After a year, I transferred to the University of Texas at El Paso. It was there that a professor suggested that I apply to a PhD program. I’d never considered such a thing. Frankly, I didn’t even know what a PhD program was. Still, with his encouragement, after graduation I applied for and received a fellowship to Southern Methodist University’s doctoral history program. It was time to leave la frontera once more.
My first month at SMU, I once again had to fight the urge to run away. “I shouldn’t be here,” I thought, as I looked at the Mercedes and Maseratis in the student parking lot in this upscale Dallas neighborhood. I often walked past the university’s service workers and felt I had more in common with them than with my fellow students. When I heard them speak Spanish, I thought of home and was tempted to say something—something more than “¿Qué onda?”—to let them, or myself, know I was one of them. But I worried they’d see me as no different than the students I felt so alienated from. So I said nothing.
But I knew that that sort of self-pity was pointless. I couldn’t help but hear my father’s voice: “Ponte a trabajar, cabrón.” (Loose translation: “Get to work, dumbass.”)
During those first few weeks at SMU, I struggled. I imagined the absurdity of returning home a failure and facing loved ones who not even a month before, during a going-away party, had told me how proud they were of what I’d accomplished. I came to understand the loneliness my parents must have felt when they first settled in the U.S., a country where they didn’t speak the language, didn’t understand the ways of the people who sat above them on the social ladder, and had only the faintest idea of how to help their children climb that ladder.
In October of my first year at SMU, my parents came to visit me. They were struck by how green everything was, but what caught their eye—and mine, when I first arrived—were the fountains. SMU has four large fountains that are grand with water that gushes so loudly that if you close your eyes, you can imagine yourself beside a raging river.
My parents stood and stared at one of the fountains, seemingly entranced by the spectacle of this aquatic wonder. But, perhaps because I had spent so much of my life building things and fixing things, I couldn’t help but wonder how many thousands of dollars and man-hours are expended every year on the fountains’ upkeep. Contemplating those gorgeous cascades, I saw something else too: the distance between the aridity of the desert and the excesses of a lush university campus, the gap between where I came from and where I am now and the uneasiness that comes with the transition from one to the other.
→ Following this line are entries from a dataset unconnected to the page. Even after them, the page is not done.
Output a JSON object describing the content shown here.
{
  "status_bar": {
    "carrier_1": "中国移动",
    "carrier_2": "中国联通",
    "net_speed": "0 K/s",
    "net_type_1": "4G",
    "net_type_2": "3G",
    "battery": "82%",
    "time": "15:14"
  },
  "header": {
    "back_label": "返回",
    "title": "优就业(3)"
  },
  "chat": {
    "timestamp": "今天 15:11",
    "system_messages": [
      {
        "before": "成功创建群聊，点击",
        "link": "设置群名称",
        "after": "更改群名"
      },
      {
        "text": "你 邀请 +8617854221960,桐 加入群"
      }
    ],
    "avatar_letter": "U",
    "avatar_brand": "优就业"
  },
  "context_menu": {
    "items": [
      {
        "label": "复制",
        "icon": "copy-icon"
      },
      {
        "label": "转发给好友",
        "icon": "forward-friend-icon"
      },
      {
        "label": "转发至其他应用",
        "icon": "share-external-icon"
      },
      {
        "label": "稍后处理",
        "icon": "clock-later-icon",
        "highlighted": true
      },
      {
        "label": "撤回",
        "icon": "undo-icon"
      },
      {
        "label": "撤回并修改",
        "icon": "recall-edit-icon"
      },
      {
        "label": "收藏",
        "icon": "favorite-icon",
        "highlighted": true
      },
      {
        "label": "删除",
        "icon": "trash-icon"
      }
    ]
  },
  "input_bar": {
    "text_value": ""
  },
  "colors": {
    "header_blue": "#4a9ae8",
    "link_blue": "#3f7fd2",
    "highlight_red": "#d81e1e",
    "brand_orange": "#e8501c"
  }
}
As much as they pushed me to create a life for myself that was different than the one they lived, my parents don’t really understand what I do at SMU. “I read, and I write about what I read,” I explain in Spanish, with a sense of embarrassment and even guilt. “I’m trying to be a doctor but not a real one.” This seems to satisfy them.
Looking at that water soar up into the air and cascade to the ground, they surely understood that their son had found his way to a place very different from our desert home. A home I miss and still fight the urge to run back to.
Roberto José Andrade Franco, a History PhD candidate at SMU, is writing a dissertation on boxing’s influence on Mexican and Mexican American identity.
This article originally appeared in the April 2019 issue of Texas Monthly with the headline “Desert Fountains.” Subscribe today.